in Technology

Honeywell and NASA bring supersonic flight to the masses to cut flight time

Posted 21 June 2017 · Add Comment

Honeywell and NASA have completed a two-year test to determine the most effective way to show pilots flying supersonic jets where people on the ground may hear sonic booms, potentially eliminating one of the primary barriers to the broad adoption of supersonic flight.

The testing programme successfully integrates predictive software and display technology into business jet cockpits, and demonstrated how pilots can see where, and how, sonic booms would affect the population on the ground.

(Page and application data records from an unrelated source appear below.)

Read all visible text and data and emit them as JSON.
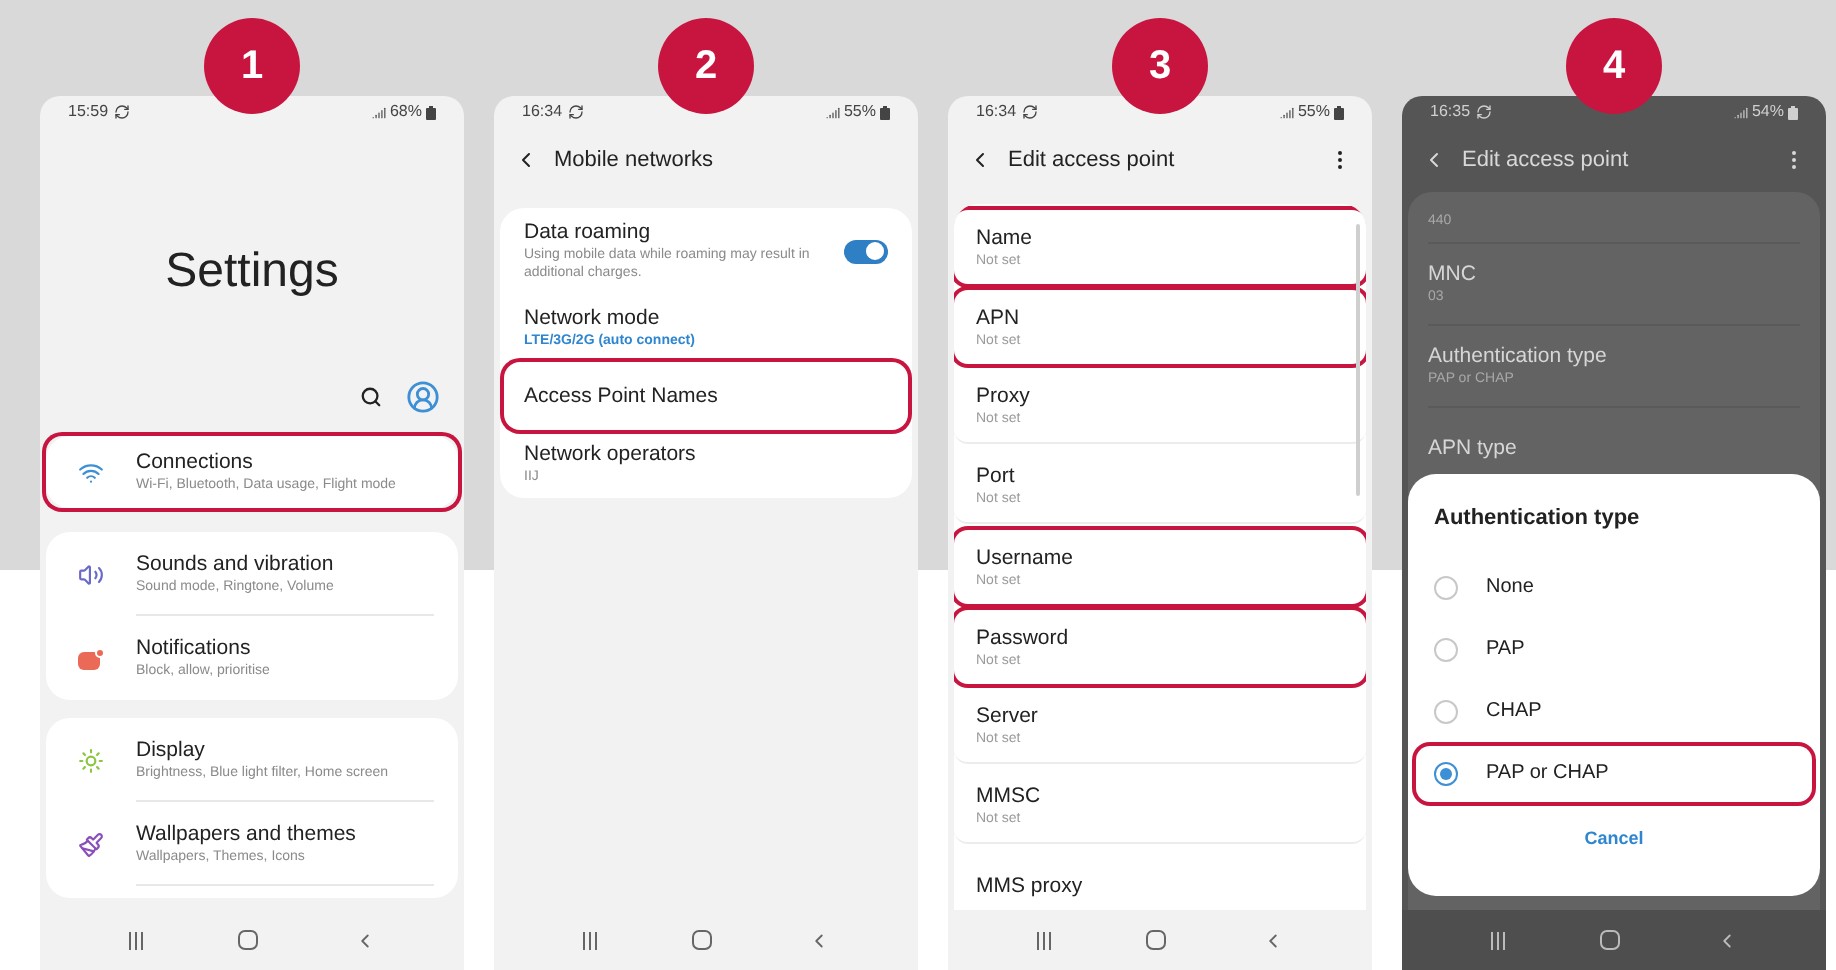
{
  "steps": [
    {
      "kind": "settings",
      "badge": "1",
      "status": {
        "time": "15:59",
        "battery": "68%"
      },
      "title": "Settings",
      "groups": [
        {
          "items": [
            {
              "title": "Connections",
              "subtitle": "Wi-Fi, Bluetooth, Data usage, Flight mode",
              "highlighted": true
            }
          ]
        },
        {
          "items": [
            {
              "title": "Sounds and vibration",
              "subtitle": "Sound mode, Ringtone, Volume",
              "highlighted": false
            },
            {
              "title": "Notifications",
              "subtitle": "Block, allow, prioritise",
              "highlighted": false
            }
          ]
        },
        {
          "items": [
            {
              "title": "Display",
              "subtitle": "Brightness, Blue light filter, Home screen",
              "highlighted": false
            },
            {
              "title": "Wallpapers and themes",
              "subtitle": "Wallpapers, Themes, Icons",
              "highlighted": false
            }
          ]
        }
      ]
    },
    {
      "kind": "network",
      "badge": "2",
      "status": {
        "time": "16:34",
        "battery": "55%"
      },
      "header": {
        "title": "Mobile networks",
        "more_menu": false
      },
      "items": [
        {
          "kind": "toggle",
          "title": "Data roaming",
          "subtitle": "Using mobile data while roaming may result in additional charges.",
          "on": true,
          "highlighted": false
        },
        {
          "kind": "value",
          "title": "Network mode",
          "value": "LTE/3G/2G (auto connect)",
          "highlighted": false
        },
        {
          "kind": "plain",
          "title": "Access Point Names",
          "highlighted": true
        },
        {
          "kind": "plain",
          "title": "Network operators",
          "subtitle": "IIJ",
          "highlighted": false
        }
      ]
    },
    {
      "kind": "apn",
      "badge": "3",
      "status": {
        "time": "16:34",
        "battery": "55%"
      },
      "header": {
        "title": "Edit access point",
        "more_menu": true
      },
      "items": [
        {
          "title": "Name",
          "subtitle": "Not set",
          "highlighted": true
        },
        {
          "title": "APN",
          "subtitle": "Not set",
          "highlighted": true
        },
        {
          "title": "Proxy",
          "subtitle": "Not set",
          "highlighted": false
        },
        {
          "title": "Port",
          "subtitle": "Not set",
          "highlighted": false
        },
        {
          "title": "Username",
          "subtitle": "Not set",
          "highlighted": true
        },
        {
          "title": "Password",
          "subtitle": "Not set",
          "highlighted": true
        },
        {
          "title": "Server",
          "subtitle": "Not set",
          "highlighted": false
        },
        {
          "title": "MMSC",
          "subtitle": "Not set",
          "highlighted": false
        },
        {
          "title": "MMS proxy",
          "highlighted": false
        }
      ]
    },
    {
      "kind": "dialog",
      "badge": "4",
      "status": {
        "time": "16:35",
        "battery": "54%"
      },
      "header": {
        "title": "Edit access point",
        "more_menu": true
      },
      "items": [
        {
          "subtitle": "440"
        },
        {
          "title": "MNC",
          "subtitle": "03"
        },
        {
          "title": "Authentication type",
          "subtitle": "PAP or CHAP"
        },
        {
          "title": "APN type"
        }
      ],
      "dialog": {
        "title": "Authentication type",
        "options": [
          {
            "label": "None",
            "selected": false,
            "highlighted": false
          },
          {
            "label": "PAP",
            "selected": false,
            "highlighted": false
          },
          {
            "label": "CHAP",
            "selected": false,
            "highlighted": false
          },
          {
            "label": "PAP or CHAP",
            "selected": true,
            "highlighted": true
          }
        ],
        "cancel": "Cancel"
      }
    }
  ]
}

“We are pleased to complete this important milestone of the pilot interface testing in civilian airspace with Honeywell,” said Brett Pauer, commercial supersonic technology subproject manager, Overland Supersonic Flight, NASA. “This technology could prove to be useful for NASA’s future planned Low Boom Flight Demonstration experimental airplane. This plane is being designed to gather community noise response data that may help remove the regulatory speed restriction to overland commercial supersonic flight.” 

Flying at supersonic speeds would change the aviation industry drastically, enabling pilots to cut business jet travel times roughly in half. For instance, travel time from New York to Los Angeles would be reduced from five hours to 2.5 hours or less. However, the primary barrier to broad adoption of supersonic flights over land are sonic booms, which are loud noises caused by aircraft traveling faster than the speed of sound.

“With predictive technology and knowledge, pilots can change course and minimize the boom over populated areas,” said Bob Witwer, vice president, Advanced Technology, Honeywell Aerospace. “Honeywell and NASA have developed this unique predictive display for civil aviation that has been tested in commercial airspace, bringing the vision of the return of commercial supersonic flight closer to reality.”

 

 

* required field

Post a comment

Other Stories
Advertisement
Latest News

Bombardier’s Challenger 350 aircraft reaches 300 deliveries

Bombardier has announced that its industry-leading Challenger 350 aircraft is the fastest business jet in history to reach 300 deliveries in the medium and large categories.

Reforms needed to maximise aviation benefits in South Africa

The International Air Transport Association (IATA) presented its latest study on the economic value of air transport and tourism to South Africa, and identified opportunities for significant expansion over the next 20 years if key

Pegasus Universal Aerospace names Robbie Irons as CEO

South Africa’s Pegasus Universal Aerospace, pioneer of the Vertical Business Jet (VBJ) Pegasus One, has named Robbie Irons as its Chief Executive Officer (CEO).

Ethiopian Airways CEO awarded Honorary Doctorate Degree

Addis Ababa University has conferred an Honorary Doctorate Degree upon Tewolde GebreMariam, Group CEO of Ethiopian Airlines, at the University’s annual graduation ceremony held at the Millennium Hall in Addis Ababa on 13 July, 2019.

Ethiopian Airlines to launch flights to Garowe in Somalia

Ethiopian Airlines and SKYTRAX are to launch flight to Garowe, Somalia, via Bossaso, Somalia effective 15 July 2019.

Securing air service levels for Zimbabwe

The International Air Transport Association (IATA) yesterday met with Zimbabwe’s President, Emmerson Mnangagwa and a high level government delegation, to discuss the contribution of aviation to the country’s economy and

TAA SK0104311219
See us at
Dubai AS BT2006211119MEBAA BT2006260919